## MATERIAL TO PROCESS
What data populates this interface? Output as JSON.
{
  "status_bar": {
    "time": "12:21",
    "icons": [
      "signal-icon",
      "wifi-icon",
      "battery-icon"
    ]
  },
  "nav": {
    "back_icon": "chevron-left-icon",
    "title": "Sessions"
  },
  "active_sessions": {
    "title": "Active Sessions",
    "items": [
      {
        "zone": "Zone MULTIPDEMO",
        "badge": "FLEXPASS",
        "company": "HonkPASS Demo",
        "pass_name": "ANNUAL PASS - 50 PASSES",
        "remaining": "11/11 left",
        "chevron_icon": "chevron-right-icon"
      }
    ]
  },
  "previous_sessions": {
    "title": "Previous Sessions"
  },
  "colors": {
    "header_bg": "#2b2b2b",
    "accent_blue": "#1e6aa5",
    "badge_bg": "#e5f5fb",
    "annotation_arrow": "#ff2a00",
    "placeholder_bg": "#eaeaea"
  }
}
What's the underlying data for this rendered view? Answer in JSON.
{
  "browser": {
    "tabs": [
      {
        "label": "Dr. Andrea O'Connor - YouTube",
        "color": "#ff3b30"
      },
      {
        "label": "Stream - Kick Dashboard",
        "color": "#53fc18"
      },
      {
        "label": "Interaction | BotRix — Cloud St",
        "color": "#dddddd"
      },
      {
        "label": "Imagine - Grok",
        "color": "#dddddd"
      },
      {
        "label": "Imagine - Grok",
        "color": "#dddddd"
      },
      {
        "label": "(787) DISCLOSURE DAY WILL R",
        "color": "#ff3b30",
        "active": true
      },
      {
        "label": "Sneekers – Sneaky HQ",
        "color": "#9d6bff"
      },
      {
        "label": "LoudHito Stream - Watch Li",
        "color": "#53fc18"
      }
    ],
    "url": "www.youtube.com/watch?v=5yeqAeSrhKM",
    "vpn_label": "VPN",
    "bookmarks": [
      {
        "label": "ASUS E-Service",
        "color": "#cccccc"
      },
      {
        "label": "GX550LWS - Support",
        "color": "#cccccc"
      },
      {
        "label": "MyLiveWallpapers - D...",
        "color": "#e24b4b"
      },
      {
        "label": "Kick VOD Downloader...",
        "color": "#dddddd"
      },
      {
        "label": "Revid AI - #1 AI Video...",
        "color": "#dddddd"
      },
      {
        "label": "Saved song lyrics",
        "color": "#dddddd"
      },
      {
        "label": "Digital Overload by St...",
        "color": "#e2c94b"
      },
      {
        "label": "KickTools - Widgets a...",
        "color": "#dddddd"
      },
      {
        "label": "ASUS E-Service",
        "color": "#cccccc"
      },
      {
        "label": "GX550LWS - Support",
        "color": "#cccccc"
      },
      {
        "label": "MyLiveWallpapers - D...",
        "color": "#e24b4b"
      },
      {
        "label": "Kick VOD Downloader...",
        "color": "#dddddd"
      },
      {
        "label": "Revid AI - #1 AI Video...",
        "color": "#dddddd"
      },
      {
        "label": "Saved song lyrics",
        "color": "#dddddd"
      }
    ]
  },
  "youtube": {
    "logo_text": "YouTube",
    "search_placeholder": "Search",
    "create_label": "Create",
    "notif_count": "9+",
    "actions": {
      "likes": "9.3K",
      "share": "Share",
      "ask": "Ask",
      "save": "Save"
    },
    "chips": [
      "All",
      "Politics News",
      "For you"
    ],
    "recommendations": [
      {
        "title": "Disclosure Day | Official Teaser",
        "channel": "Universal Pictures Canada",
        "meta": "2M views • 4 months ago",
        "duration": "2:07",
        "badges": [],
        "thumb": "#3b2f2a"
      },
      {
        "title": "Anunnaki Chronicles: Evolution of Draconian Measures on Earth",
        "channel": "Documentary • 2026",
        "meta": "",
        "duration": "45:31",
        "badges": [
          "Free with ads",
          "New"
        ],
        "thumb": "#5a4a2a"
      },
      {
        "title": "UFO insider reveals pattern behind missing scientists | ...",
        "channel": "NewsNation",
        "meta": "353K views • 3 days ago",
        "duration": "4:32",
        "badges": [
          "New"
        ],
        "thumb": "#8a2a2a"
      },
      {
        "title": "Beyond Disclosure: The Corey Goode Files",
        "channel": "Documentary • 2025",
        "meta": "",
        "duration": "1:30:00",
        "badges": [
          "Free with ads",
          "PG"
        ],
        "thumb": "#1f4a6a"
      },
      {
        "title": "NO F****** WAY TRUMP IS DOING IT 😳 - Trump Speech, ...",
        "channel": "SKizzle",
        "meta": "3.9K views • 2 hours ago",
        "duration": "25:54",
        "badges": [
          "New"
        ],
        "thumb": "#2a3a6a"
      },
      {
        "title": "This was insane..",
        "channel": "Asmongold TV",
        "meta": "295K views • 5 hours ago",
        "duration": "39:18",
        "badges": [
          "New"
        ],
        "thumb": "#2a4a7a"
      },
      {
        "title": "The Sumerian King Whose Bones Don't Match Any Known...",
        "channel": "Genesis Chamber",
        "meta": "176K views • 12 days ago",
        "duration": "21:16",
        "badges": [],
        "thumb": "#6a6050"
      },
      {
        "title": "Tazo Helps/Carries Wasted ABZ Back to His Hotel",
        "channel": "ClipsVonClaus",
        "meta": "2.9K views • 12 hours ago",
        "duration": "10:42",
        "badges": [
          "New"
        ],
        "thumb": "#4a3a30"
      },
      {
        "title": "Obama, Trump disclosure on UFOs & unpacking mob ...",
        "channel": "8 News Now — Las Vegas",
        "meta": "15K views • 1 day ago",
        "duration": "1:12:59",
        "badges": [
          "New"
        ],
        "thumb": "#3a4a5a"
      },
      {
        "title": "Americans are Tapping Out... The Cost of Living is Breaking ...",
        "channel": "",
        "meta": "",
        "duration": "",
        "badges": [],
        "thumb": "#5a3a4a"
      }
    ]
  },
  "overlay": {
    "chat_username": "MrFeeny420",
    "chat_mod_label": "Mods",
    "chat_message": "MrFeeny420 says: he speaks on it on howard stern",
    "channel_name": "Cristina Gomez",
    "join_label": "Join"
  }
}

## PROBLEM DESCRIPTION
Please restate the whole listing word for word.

## REPLY
What data populates this interface? Output as JSON.
{
  "status_bar": {
    "time": "12:21",
    "icons": [
      "signal-icon",
      "wifi-icon",
      "battery-icon"
    ]
  },
  "nav": {
    "back_icon": "chevron-left-icon",
    "title": "Sessions"
  },
  "active_sessions": {
    "title": "Active Sessions",
    "items": [
      {
        "zone": "Zone MULTIPDEMO",
        "badge": "FLEXPASS",
        "company": "HonkPASS Demo",
        "pass_name": "ANNUAL PASS - 50 PASSES",
        "remaining": "11/11 left",
        "chevron_icon": "chevron-right-icon"
      }
    ]
  },
  "previous_sessions": {
    "title": "Previous Sessions"
  },
  "colors": {
    "header_bg": "#2b2b2b",
    "accent_blue": "#1e6aa5",
    "badge_bg": "#e5f5fb",
    "annotation_arrow": "#ff2a00",
    "placeholder_bg": "#eaeaea"
  }
}
What's the underlying data for this rendered view? Answer in JSON.
{
  "browser": {
    "tabs": [
      {
        "label": "Dr. Andrea O'Connor - YouTube",
        "color": "#ff3b30"
      },
      {
        "label": "Stream - Kick Dashboard",
        "color": "#53fc18"
      },
      {
        "label": "Interaction | BotRix — Cloud St",
        "color": "#dddddd"
      },
      {
        "label": "Imagine - Grok",
        "color": "#dddddd"
      },
      {
        "label": "Imagine - Grok",
        "color": "#dddddd"
      },
      {
        "label": "(787) DISCLOSURE DAY WILL R",
        "color": "#ff3b30",
        "active": true
      },
      {
        "label": "Sneekers – Sneaky HQ",
        "color": "#9d6bff"
      },
      {
        "label": "LoudHito Stream - Watch Li",
        "color": "#53fc18"
      }
    ],
    "url": "www.youtube.com/watch?v=5yeqAeSrhKM",
    "vpn_label": "VPN",
    "bookmarks": [
      {
        "label": "ASUS E-Service",
        "color": "#cccccc"
      },
      {
        "label": "GX550LWS - Support",
        "color": "#cccccc"
      },
      {
        "label": "MyLiveWallpapers - D...",
        "color": "#e24b4b"
      },
      {
        "label": "Kick VOD Downloader...",
        "color": "#dddddd"
      },
      {
        "label": "Revid AI - #1 AI Video...",
        "color": "#dddddd"
      },
      {
        "label": "Saved song lyrics",
        "color": "#dddddd"
      },
      {
        "label": "Digital Overload by St...",
        "color": "#e2c94b"
      },
      {
        "label": "KickTools - Widgets a...",
        "color": "#dddddd"
      },
      {
        "label": "ASUS E-Service",
        "color": "#cccccc"
      },
      {
        "label": "GX550LWS - Support",
        "color": "#cccccc"
      },
      {
        "label": "MyLiveWallpapers - D...",
        "color": "#e24b4b"
      },
      {
        "label": "Kick VOD Downloader...",
        "color": "#dddddd"
      },
      {
        "label": "Revid AI - #1 AI Video...",
        "color": "#dddddd"
      },
      {
        "label": "Saved song lyrics",
        "color": "#dddddd"
      }
    ]
  },
  "youtube": {
    "logo_text": "YouTube",
    "search_placeholder": "Search",
    "create_label": "Create",
    "notif_count": "9+",
    "actions": {
      "likes": "9.3K",
      "share": "Share",
      "ask": "Ask",
      "save": "Save"
    },
    "chips": [
      "All",
      "Politics News",
      "For you"
    ],
    "recommendations": [
      {
        "title": "Disclosure Day | Official Teaser",
        "channel": "Universal Pictures Canada",
        "meta": "2M views • 4 months ago",
        "duration": "2:07",
        "badges": [],
        "thumb": "#3b2f2a"
      },
      {
        "title": "Anunnaki Chronicles: Evolution of Draconian Measures on Earth",
        "channel": "Documentary • 2026",
        "meta": "",
        "duration": "45:31",
        "badges": [
          "Free with ads",
          "New"
        ],
        "thumb": "#5a4a2a"
      },
      {
        "title": "UFO insider reveals pattern behind missing scientists | ...",
        "channel": "NewsNation",
        "meta": "353K views • 3 days ago",
        "duration": "4:32",
        "badges": [
          "New"
        ],
        "thumb": "#8a2a2a"
      },
      {
        "title": "Beyond Disclosure: The Corey Goode Files",
        "channel": "Documentary • 2025",
        "meta": "",
        "duration": "1:30:00",
        "badges": [
          "Free with ads",
          "PG"
        ],
        "thumb": "#1f4a6a"
      },
      {
        "title": "NO F****** WAY TRUMP IS DOING IT 😳 - Trump Speech, ...",
        "channel": "SKizzle",
        "meta": "3.9K views • 2 hours ago",
        "duration": "25:54",
        "badges": [
          "New"
        ],
        "thumb": "#2a3a6a"
      },
      {
        "title": "This was insane..",
        "channel": "Asmongold TV",
        "meta": "295K views • 5 hours ago",
        "duration": "39:18",
        "badges": [
          "New"
        ],
        "thumb": "#2a4a7a"
      },
      {
        "title": "The Sumerian King Whose Bones Don't Match Any Known...",
        "channel": "Genesis Chamber",
        "meta": "176K views • 12 days ago",
        "duration": "21:16",
        "badges": [],
        "thumb": "#6a6050"
      },
      {
        "title": "Tazo Helps/Carries Wasted ABZ Back to His Hotel",
        "channel": "ClipsVonClaus",
        "meta": "2.9K views • 12 hours ago",
        "duration": "10:42",
        "badges": [
          "New"
        ],
        "thumb": "#4a3a30"
      },
      {
        "title": "Obama, Trump disclosure on UFOs & unpacking mob ...",
        "channel": "8 News Now — Las Vegas",
        "meta": "15K views • 1 day ago",
        "duration": "1:12:59",
        "badges": [
          "New"
        ],
        "thumb": "#3a4a5a"
      },
      {
        "title": "Americans are Tapping Out... The Cost of Living is Breaking ...",
        "channel": "",
        "meta": "",
        "duration": "",
        "badges": [],
        "thumb": "#5a3a4a"
      }
    ]
  },
  "overlay": {
    "chat_username": "MrFeeny420",
    "chat_mod_label": "Mods",
    "chat_message": "MrFeeny420 says: he speaks on it on howard stern",
    "channel_name": "Cristina Gomez",
    "join_label": "Join"
  }
}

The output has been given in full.